ACTIVITY ->
Search the entries below for the string "JSON" and give the number of lines that hold it, nothing else.

__________________________________________________

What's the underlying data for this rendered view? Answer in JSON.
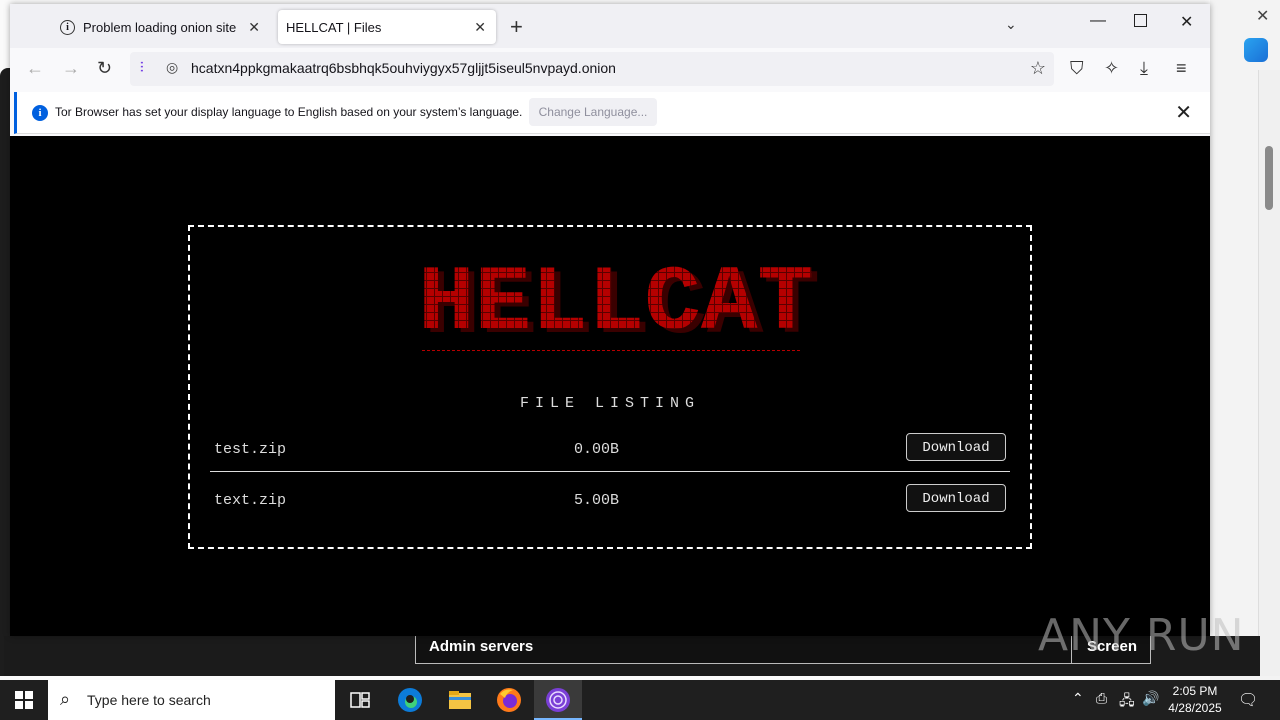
{
  "browser": {
    "tabs": [
      {
        "label": "Problem loading onion site",
        "icon": "info-icon"
      },
      {
        "label": "HELLCAT | Files",
        "active": true
      }
    ],
    "url": "hcatxn4ppkgmakaatrq6bsbhqk5ouhviygyx57gljjt5iseul5nvpayd.onion",
    "notification": {
      "text": "Tor Browser has set your display language to English based on your system’s language.",
      "button": "Change Language..."
    }
  },
  "page": {
    "logo_text": "HELLCAT",
    "listing_title": "FILE LISTING",
    "files": [
      {
        "name": "test.zip",
        "size": "0.00B",
        "action": "Download"
      },
      {
        "name": "text.zip",
        "size": "5.00B",
        "action": "Download"
      }
    ],
    "colors": {
      "logo": "#b50000",
      "background": "#000000"
    }
  },
  "background_window": {
    "bar_label": "Admin servers",
    "bar_button": "Screen"
  },
  "taskbar": {
    "search_placeholder": "Type here to search",
    "time": "2:05 PM",
    "date": "4/28/2025"
  },
  "watermark": "ANY RUN"
}
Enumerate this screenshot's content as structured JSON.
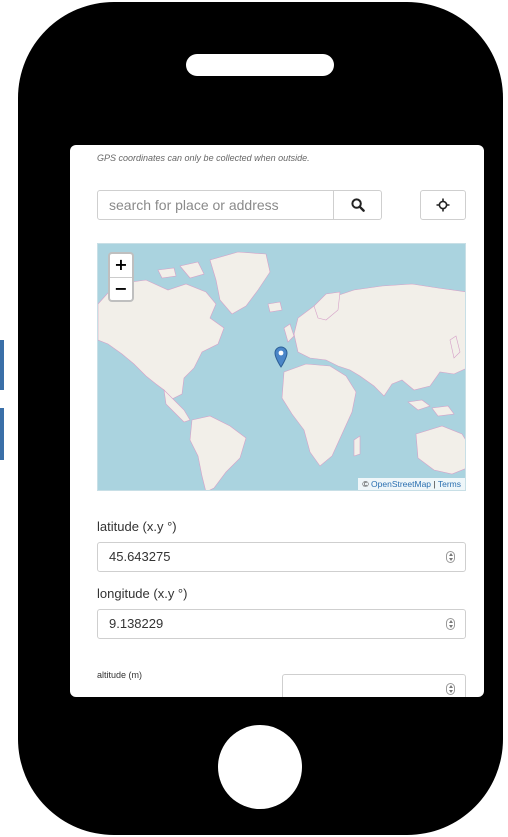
{
  "form": {
    "hint": "GPS coordinates can only be collected when outside.",
    "search": {
      "placeholder": "search for place or address",
      "search_icon": "search-icon",
      "locate_icon": "crosshair-icon"
    },
    "map": {
      "zoom_in": "+",
      "zoom_out": "−",
      "attribution_prefix": "©",
      "attribution_link": "OpenStreetMap",
      "attribution_sep": "|",
      "attribution_terms": "Terms",
      "colors": {
        "water": "#aad3df",
        "land": "#f2efe9",
        "border": "#d6a1c8",
        "marker": "#4a86c8"
      }
    },
    "latitude": {
      "label": "latitude (x.y °)",
      "value": "45.643275"
    },
    "longitude": {
      "label": "longitude (x.y °)",
      "value": "9.138229"
    },
    "altitude": {
      "label": "altitude (m)",
      "value": ""
    }
  }
}
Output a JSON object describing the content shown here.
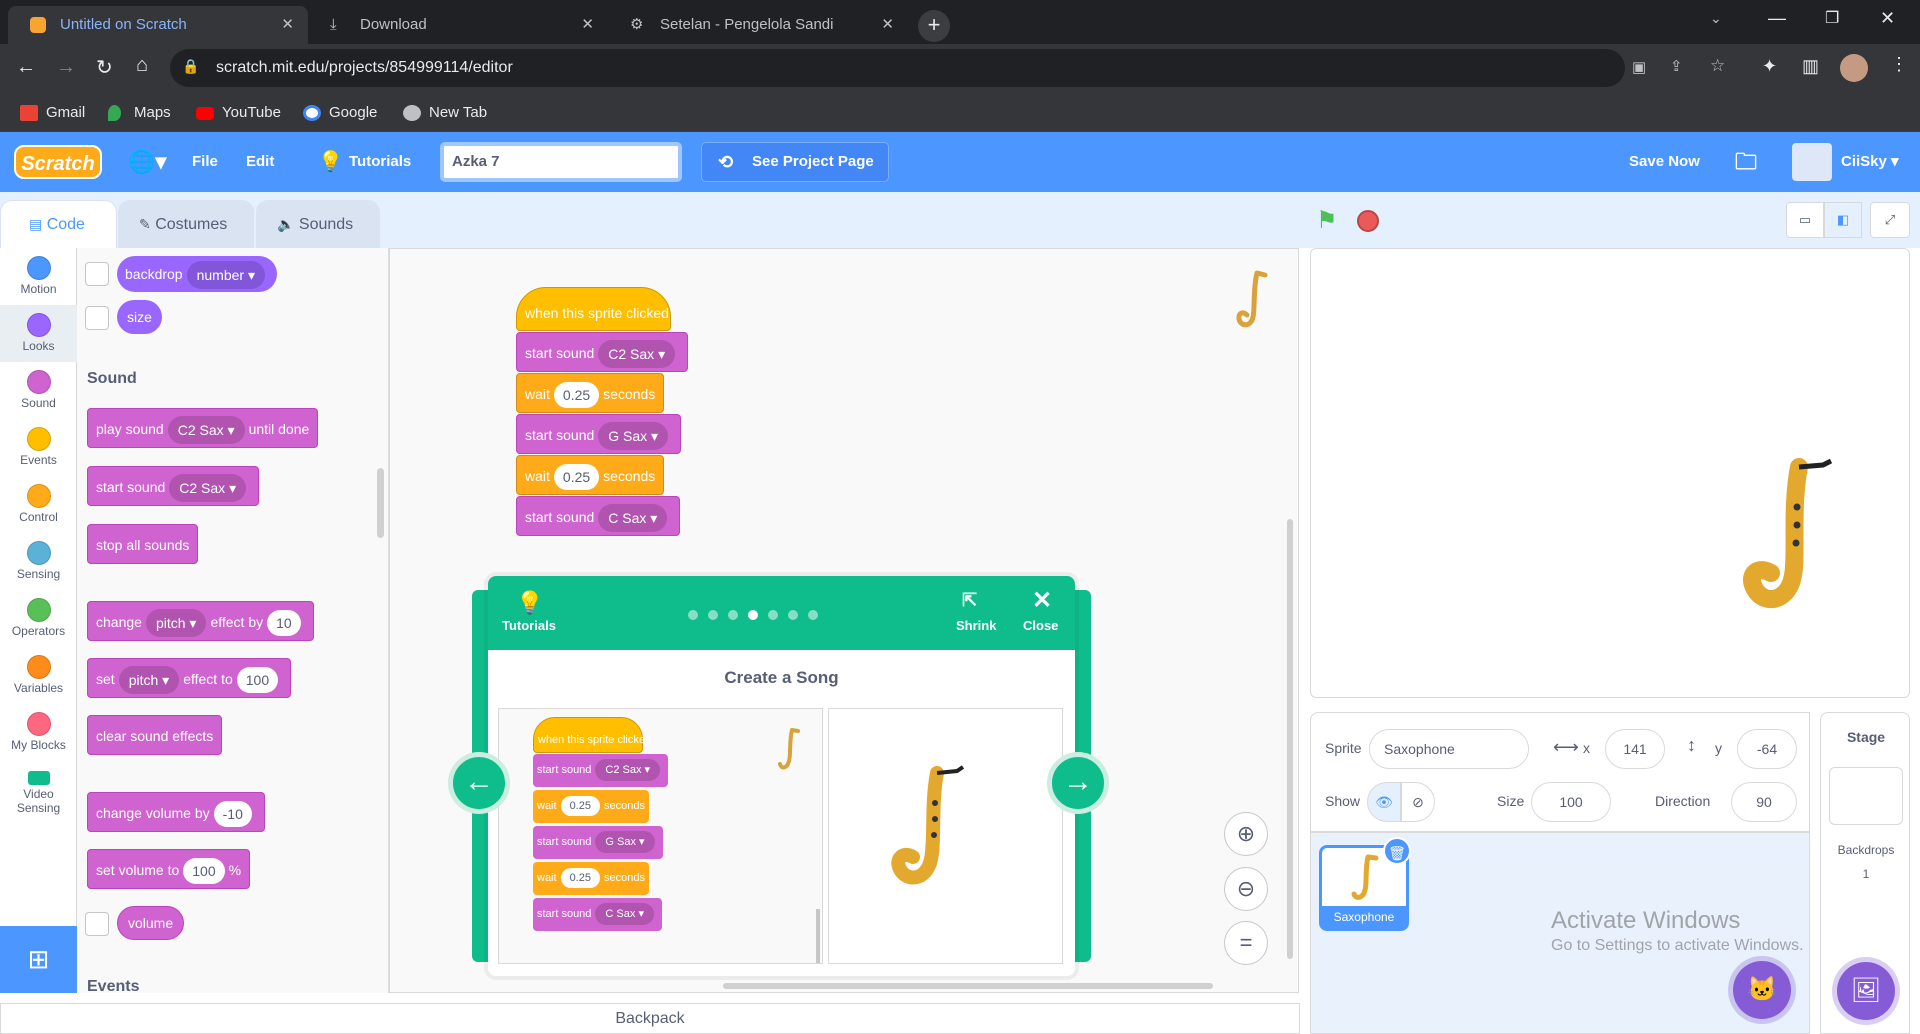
{
  "browser": {
    "tabs": [
      {
        "title": "Untitled on Scratch",
        "active": true
      },
      {
        "title": "Download",
        "active": false
      },
      {
        "title": "Setelan - Pengelola Sandi",
        "active": false
      }
    ],
    "url": "scratch.mit.edu/projects/854999114/editor",
    "bookmarks": [
      "Gmail",
      "Maps",
      "YouTube",
      "Google",
      "New Tab"
    ]
  },
  "menu": {
    "logo": "Scratch",
    "file": "File",
    "edit": "Edit",
    "tutorials": "Tutorials",
    "project_title": "Azka 7",
    "see_project_page": "See Project Page",
    "save_now": "Save Now",
    "username": "CiiSky"
  },
  "editor_tabs": [
    "Code",
    "Costumes",
    "Sounds"
  ],
  "categories": [
    {
      "label": "Motion",
      "color": "#4c97ff"
    },
    {
      "label": "Looks",
      "color": "#9966ff"
    },
    {
      "label": "Sound",
      "color": "#cf63cf"
    },
    {
      "label": "Events",
      "color": "#ffbf00"
    },
    {
      "label": "Control",
      "color": "#ffab19"
    },
    {
      "label": "Sensing",
      "color": "#5cb1d6"
    },
    {
      "label": "Operators",
      "color": "#59c059"
    },
    {
      "label": "Variables",
      "color": "#ff8c1a"
    },
    {
      "label": "My Blocks",
      "color": "#ff6680"
    },
    {
      "label": "Video Sensing",
      "color": "#0fbd8c"
    }
  ],
  "palette": {
    "backdrop": "backdrop",
    "backdrop_dropdown": "number",
    "size": "size",
    "sound_heading": "Sound",
    "play_sound": "play sound",
    "play_sound_value": "C2 Sax",
    "until_done": "until done",
    "start_sound": "start sound",
    "start_sound_value": "C2 Sax",
    "stop_all_sounds": "stop all sounds",
    "change": "change",
    "pitch": "pitch",
    "effect_by": "effect by",
    "effect_by_value": "10",
    "set": "set",
    "effect_to": "effect to",
    "effect_to_value": "100",
    "clear_sound_effects": "clear sound effects",
    "change_volume_by": "change volume by",
    "change_volume_value": "-10",
    "set_volume_to": "set volume to",
    "set_volume_value": "100",
    "percent": "%",
    "volume": "volume",
    "events_heading": "Events"
  },
  "script": {
    "hat": "when this sprite clicked",
    "start_sound": "start sound",
    "wait": "wait",
    "seconds": "seconds",
    "sound1": "C2 Sax",
    "wait1": "0.25",
    "sound2": "G Sax",
    "wait2": "0.25",
    "sound3": "C Sax"
  },
  "tutorial": {
    "tutorials_label": "Tutorials",
    "shrink_label": "Shrink",
    "close_label": "Close",
    "title": "Create a Song",
    "steps": 7,
    "current_step": 4
  },
  "sprite_info": {
    "sprite_label": "Sprite",
    "sprite_name": "Saxophone",
    "x_label": "x",
    "x_value": "141",
    "y_label": "y",
    "y_value": "-64",
    "show_label": "Show",
    "size_label": "Size",
    "size_value": "100",
    "direction_label": "Direction",
    "direction_value": "90"
  },
  "sprites": [
    {
      "name": "Saxophone"
    }
  ],
  "stage_panel": {
    "title": "Stage",
    "backdrops_label": "Backdrops",
    "backdrops_count": "1"
  },
  "backpack": "Backpack",
  "watermark": {
    "line1": "Activate Windows",
    "line2": "Go to Settings to activate Windows."
  }
}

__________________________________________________

EXERCISE RESULT ->
3